Throughout the course of the Vietnam War, the United States military sprayed 18-20 million gallons of herbicides. Agent Orange was the most common herbicide used, with 11-12 million gallons sprayed throughout the entirety of the war to eliminate foliage and crops that hid and fed the Viet Cong troops.
While Agent Orange served its intended purpose, there were unintended consequences that would impact the lives of millions for decades to come. A few years after the war, scientists discovered that a chemical in Agent Orange called dioxin is extremely lethal to humans. By the time of their discovery, the courageous soldiers who served during the Vietnam War were potentially exposed to this dangerous chemical.
Upon their return home, many of the Vietnam veterans who were exposed to Agent Orange began to develop serious health problems, like cancer, as well as psychological and neurological disorders. But the harmful effects did not just stop with that generation, because dioxin does not only affect the individual exposed. Dioxin can also alter DNA, which is why many children of Vietnam veterans are born with severe deformities or birth defects like spina bifida.
In response to the vast number of veterans and their families suffering from Agent Orange exposure, President George H. W. Bush signed the Agent Orange Act into law in 1991, which mandated that diseases associated with Agent Orange be treated as the result of wartime service. However, in my time serving Colorado’s 3rd Congressional District, I have heard too many cases of Coloradan Vietnam-era veterans who are suffering from Agent Orange exposure but have still not received the care that is owed to them.
It is relatively unknown that many veterans who were exposed to Agent Orange during the Vietnam War actually served in Thailand.

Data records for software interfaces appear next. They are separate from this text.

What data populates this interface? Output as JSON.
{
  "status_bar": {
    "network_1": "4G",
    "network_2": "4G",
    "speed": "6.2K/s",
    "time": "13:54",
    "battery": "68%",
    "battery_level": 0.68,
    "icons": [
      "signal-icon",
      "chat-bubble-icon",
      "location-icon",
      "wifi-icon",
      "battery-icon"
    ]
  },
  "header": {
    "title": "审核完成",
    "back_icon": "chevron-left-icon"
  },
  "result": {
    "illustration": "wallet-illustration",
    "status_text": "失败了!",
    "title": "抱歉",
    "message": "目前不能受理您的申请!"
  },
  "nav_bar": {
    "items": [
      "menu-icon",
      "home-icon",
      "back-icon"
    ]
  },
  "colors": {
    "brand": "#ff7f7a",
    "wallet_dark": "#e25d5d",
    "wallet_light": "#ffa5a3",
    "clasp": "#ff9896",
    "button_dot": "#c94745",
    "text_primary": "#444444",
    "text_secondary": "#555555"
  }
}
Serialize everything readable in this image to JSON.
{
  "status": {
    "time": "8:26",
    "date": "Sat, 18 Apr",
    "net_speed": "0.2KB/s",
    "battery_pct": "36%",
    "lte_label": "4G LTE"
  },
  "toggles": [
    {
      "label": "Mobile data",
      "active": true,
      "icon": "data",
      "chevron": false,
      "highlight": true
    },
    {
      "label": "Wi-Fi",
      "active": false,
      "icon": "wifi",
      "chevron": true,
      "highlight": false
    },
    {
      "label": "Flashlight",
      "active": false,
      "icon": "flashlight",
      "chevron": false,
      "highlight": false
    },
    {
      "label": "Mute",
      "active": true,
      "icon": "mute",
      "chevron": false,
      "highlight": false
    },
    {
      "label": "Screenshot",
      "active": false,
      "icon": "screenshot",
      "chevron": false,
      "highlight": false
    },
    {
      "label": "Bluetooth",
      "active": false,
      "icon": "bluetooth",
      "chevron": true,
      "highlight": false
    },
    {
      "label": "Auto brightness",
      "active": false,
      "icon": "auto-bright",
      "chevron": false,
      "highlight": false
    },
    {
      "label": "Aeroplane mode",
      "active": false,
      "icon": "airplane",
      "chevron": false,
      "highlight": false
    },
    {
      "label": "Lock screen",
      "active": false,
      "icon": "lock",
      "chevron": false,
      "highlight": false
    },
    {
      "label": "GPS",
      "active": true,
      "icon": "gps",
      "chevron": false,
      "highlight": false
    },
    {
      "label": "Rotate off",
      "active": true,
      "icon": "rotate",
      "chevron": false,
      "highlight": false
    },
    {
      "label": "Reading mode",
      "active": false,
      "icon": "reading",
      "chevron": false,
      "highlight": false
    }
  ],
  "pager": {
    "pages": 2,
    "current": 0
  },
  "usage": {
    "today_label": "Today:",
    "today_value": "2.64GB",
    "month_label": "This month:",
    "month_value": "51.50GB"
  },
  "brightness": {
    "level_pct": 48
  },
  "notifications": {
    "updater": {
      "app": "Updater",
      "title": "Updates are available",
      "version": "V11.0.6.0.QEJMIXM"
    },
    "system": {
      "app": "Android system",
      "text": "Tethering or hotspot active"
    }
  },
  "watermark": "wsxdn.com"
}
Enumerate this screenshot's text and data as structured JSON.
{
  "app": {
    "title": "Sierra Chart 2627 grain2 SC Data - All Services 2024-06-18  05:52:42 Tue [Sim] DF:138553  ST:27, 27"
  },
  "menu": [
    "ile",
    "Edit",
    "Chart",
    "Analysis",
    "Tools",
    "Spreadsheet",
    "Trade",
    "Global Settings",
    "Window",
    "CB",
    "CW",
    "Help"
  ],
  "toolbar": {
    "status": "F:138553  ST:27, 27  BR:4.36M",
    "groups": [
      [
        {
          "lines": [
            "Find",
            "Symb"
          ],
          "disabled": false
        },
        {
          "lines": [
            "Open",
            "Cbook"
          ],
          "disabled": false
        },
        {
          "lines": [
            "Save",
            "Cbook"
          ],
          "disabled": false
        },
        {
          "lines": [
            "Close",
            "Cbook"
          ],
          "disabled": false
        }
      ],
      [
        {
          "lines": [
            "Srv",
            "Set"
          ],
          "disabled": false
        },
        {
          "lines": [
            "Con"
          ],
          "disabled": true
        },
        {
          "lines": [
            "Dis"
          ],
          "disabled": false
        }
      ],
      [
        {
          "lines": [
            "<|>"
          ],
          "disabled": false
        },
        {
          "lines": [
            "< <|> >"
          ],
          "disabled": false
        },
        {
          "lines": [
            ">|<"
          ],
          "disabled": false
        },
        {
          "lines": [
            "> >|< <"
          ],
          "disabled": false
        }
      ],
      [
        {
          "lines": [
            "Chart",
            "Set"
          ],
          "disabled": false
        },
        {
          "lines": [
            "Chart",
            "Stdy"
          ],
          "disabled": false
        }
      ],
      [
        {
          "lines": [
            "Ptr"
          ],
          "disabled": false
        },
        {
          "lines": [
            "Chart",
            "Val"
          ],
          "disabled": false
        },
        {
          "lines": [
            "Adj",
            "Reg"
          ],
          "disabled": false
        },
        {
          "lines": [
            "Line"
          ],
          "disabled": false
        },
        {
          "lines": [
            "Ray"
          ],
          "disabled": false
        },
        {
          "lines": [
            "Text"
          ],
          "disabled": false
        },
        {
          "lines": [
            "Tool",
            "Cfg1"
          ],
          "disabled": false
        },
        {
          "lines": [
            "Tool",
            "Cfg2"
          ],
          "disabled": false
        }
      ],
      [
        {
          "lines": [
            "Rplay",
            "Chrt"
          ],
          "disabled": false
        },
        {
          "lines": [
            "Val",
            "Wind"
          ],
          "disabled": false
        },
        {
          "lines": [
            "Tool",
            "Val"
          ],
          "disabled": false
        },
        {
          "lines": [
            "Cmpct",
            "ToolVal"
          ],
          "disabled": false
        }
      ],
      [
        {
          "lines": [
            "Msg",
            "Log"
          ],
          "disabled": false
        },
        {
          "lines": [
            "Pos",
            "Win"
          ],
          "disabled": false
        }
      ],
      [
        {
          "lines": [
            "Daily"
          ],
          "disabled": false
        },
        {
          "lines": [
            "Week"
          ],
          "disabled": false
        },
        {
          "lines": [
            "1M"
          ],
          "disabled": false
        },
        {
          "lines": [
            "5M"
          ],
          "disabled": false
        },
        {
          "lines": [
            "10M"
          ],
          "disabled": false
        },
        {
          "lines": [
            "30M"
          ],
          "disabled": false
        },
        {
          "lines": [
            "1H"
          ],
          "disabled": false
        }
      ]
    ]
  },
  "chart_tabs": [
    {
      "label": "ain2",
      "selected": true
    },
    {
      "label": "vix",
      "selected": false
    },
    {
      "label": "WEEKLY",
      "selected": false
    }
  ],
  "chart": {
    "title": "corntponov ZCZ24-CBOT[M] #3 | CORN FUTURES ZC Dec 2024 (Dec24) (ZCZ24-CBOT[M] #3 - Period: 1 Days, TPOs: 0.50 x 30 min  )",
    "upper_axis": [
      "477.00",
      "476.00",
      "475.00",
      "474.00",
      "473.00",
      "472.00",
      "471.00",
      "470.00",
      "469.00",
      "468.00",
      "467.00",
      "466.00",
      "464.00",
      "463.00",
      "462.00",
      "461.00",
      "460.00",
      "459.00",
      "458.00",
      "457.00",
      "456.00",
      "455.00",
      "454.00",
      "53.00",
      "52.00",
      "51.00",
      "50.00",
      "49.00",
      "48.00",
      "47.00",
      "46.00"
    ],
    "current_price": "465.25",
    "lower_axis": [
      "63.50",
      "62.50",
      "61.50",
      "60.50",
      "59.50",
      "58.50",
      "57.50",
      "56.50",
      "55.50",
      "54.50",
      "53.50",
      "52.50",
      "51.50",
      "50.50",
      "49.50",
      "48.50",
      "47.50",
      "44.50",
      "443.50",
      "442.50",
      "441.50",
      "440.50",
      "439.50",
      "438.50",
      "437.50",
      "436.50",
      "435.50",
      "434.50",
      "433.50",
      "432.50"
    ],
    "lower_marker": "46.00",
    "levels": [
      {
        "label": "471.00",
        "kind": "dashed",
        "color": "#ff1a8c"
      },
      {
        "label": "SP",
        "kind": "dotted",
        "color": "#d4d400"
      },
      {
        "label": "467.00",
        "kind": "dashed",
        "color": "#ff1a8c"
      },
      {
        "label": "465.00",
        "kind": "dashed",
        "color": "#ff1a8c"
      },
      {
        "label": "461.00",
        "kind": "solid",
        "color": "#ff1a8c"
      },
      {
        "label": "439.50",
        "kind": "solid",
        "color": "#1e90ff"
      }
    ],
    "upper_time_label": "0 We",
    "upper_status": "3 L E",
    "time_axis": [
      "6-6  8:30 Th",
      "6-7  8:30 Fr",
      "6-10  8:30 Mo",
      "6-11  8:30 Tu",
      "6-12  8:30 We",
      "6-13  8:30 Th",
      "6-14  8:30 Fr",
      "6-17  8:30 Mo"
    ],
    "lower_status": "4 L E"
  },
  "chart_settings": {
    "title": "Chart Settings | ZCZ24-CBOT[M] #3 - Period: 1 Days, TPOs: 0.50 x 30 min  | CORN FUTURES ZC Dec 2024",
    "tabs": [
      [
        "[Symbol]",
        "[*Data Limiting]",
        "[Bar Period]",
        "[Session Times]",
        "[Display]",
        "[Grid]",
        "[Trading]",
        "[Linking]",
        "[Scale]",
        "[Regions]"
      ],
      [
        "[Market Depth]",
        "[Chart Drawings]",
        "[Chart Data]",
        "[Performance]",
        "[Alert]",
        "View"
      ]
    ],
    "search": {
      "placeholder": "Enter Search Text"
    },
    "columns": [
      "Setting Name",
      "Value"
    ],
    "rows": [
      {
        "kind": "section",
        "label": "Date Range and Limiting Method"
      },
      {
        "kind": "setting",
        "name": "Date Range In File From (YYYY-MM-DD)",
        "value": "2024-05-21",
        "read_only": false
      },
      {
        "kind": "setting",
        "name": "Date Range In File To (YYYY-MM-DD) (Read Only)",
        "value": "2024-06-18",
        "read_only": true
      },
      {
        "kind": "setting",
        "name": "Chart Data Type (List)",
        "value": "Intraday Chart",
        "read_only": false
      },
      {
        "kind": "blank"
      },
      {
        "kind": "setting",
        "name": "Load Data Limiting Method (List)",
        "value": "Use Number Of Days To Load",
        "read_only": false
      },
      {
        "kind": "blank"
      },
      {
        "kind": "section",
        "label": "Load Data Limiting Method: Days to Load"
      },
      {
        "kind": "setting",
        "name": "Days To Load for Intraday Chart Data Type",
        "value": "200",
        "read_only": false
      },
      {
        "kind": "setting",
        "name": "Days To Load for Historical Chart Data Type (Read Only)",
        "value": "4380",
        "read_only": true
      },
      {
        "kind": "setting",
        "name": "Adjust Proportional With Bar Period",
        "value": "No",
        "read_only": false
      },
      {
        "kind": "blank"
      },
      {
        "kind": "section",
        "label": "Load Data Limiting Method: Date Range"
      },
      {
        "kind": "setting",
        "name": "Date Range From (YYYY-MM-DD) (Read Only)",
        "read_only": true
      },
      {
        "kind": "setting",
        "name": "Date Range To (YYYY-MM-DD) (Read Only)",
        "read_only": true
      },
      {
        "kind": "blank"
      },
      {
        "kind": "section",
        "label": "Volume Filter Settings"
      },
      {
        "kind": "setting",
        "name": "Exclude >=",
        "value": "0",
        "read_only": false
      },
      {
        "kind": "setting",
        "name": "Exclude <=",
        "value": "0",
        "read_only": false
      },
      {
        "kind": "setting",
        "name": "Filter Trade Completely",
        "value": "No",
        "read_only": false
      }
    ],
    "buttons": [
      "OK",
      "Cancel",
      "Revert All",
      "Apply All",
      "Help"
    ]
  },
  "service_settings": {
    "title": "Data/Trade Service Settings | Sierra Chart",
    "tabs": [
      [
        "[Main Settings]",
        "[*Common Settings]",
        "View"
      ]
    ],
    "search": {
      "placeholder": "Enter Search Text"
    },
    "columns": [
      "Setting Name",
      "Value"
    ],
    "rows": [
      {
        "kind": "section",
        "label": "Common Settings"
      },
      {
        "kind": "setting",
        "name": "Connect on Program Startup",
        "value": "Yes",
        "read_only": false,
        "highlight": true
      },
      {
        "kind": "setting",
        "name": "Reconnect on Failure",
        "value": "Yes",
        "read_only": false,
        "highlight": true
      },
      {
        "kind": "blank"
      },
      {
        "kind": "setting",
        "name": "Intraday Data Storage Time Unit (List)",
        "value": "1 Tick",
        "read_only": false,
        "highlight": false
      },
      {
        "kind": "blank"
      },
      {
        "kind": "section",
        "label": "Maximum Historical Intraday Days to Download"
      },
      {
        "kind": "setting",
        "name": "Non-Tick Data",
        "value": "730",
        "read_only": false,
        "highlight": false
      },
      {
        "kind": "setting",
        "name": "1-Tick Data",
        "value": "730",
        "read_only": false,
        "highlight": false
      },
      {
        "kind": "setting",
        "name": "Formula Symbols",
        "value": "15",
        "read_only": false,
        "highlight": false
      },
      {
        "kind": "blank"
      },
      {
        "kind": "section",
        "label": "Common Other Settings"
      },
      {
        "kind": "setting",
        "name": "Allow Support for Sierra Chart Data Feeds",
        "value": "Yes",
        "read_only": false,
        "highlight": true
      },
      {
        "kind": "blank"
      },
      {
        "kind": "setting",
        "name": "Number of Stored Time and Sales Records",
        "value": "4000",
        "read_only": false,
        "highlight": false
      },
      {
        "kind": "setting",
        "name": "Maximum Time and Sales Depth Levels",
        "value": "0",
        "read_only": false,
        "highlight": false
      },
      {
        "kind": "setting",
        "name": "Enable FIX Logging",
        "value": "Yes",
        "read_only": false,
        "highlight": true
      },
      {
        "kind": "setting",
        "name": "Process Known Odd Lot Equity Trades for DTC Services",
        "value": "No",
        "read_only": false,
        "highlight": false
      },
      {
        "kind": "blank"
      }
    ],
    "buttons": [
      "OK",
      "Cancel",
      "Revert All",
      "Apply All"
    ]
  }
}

Even though these individuals show symptoms of exposure, they still do not immediately qualify for the Department of Veterans Affairs’ Agent Orange treatment benefits, all because they did not serve in recognized locations or careers during their service in Thailand.
Current protocols dictate that in order to receive these benefits, veterans must first go through an appeals process that takes five to seven years on average. During that drawn-out period, their ailments often become drastically worse due to lack of treatment.
Since 2011, my office has worked on one hundred cases for Vietnam veterans who were stationed in Thailand during the war. Most of their cases started in the early 2000’s and remained open for years. This is inexcusable, which is why I am supporting an important piece of legislation that would give veterans who served in Thailand during the Vietnam War the opportunity to prove their exposure to herbicide agents like Agent Orange and not languish in a lengthy bureaucratic process while their conditions worsen.
Nothing is more disheartening than hearing the stories of the Vietnam veterans who have been denied or made to wait years for the Agent Orange exposure treatment they need. I will continue to work to ensure Colorado’s Vietnam veterans have access to the care they have earned. If you or someone you know is having an issue receiving their benefits, please do not hesitate to reach out to me or a member of my staff. We can be reached in Grand Junction at (970) 241-2499.
Congressman Scott R. Tipton (R-Cortez) represents Colorado’s 3rd District. He serves on the House Committee on Financial Services and the House Committee on Natural Resources. He is Vice Chairman of the Financial Services Subcommittee on Oversight and Investigations. Tipton is the Executive Vice Chairman of the Congressional Western Caucus and Co-chairman of the Congressional Small Business Caucus.